**Task to carry out**
When a line of the records below contains the string "less", copy that whole line.

**Exercise data**
|---|

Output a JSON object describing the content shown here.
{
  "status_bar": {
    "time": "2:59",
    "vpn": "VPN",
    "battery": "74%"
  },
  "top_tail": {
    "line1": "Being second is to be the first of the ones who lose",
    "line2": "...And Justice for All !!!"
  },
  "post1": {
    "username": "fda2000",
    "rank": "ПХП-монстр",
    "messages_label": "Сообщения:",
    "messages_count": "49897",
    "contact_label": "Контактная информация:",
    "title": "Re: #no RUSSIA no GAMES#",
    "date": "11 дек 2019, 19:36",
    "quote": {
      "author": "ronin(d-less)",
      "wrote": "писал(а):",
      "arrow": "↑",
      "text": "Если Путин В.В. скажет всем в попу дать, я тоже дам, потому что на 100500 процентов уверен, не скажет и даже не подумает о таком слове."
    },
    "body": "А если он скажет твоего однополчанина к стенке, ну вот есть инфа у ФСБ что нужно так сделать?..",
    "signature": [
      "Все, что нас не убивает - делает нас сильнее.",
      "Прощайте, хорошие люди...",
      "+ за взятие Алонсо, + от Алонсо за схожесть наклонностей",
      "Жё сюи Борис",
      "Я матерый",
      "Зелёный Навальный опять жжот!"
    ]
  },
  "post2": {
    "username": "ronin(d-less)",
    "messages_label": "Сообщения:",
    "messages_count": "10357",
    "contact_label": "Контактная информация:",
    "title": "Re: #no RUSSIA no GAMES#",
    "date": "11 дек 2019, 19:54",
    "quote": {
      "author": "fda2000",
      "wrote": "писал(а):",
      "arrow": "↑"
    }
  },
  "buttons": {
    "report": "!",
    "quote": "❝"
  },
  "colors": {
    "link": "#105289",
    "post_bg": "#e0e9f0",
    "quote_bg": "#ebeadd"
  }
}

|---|

**Task output**
      "author": "ronin(d-less)",
    "username": "ronin(d-less)",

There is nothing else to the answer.